Although Parkinson’s disease is often associated with motor symptoms such as stiffness, poor balance and trembling, the first symptoms are often sensory and include a reduced sense of touch and smell. In a study on mice, researchers have now been able to identify neural circuits and mechanisms behind this loss of sensory perception. The study, which was published in Neuron, may open avenues to methods of earlier diagnosis.

In this study, researchers used a light puff of air to stimulate either the right or left whiskers of mice, some of which had an especially low number of dopamine cells, while using a new optogenetic tool called an optopatcher. Applying this technique, which enables the activity of neurons to be recorded during manipulation with light, they were able to see which neurons in the basal ganglia were active and when they transmitted signals.

The researchers report that the neurons in mice with very low levels of dopamine did not properly signal in response to whisker stimulation and could not accurately tell the difference between right and left. However, after being treated with a common Parkinson’s drug called L-DOPA, this ability was regained.

The researchers say they hope that the discovery will open the way for methods of earlier diagnosis.

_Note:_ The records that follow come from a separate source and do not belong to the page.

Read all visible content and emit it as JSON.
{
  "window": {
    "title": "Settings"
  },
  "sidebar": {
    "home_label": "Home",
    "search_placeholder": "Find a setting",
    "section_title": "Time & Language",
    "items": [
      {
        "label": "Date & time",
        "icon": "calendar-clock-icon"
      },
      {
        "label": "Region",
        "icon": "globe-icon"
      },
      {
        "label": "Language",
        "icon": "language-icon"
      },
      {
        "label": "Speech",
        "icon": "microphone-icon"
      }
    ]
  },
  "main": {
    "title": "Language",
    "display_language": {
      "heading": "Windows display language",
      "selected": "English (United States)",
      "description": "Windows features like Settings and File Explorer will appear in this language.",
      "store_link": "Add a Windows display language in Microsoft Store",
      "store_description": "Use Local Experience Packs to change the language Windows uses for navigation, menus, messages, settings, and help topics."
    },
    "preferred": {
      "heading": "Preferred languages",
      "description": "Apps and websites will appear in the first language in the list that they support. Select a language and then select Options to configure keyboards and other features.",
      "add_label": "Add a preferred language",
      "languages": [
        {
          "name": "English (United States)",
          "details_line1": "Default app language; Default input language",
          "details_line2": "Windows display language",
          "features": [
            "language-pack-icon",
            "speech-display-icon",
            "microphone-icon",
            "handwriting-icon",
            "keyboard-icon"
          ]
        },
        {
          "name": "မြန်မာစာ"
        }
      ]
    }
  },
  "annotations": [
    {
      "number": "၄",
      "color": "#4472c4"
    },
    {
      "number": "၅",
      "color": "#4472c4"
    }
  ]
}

Paper: “Dopamine Depletion Impairs Bilateral Sensory Processing in the Striatum in a Pathway-Dependent Manner”

Reprinted from materials provided by the Karolinska Institutet.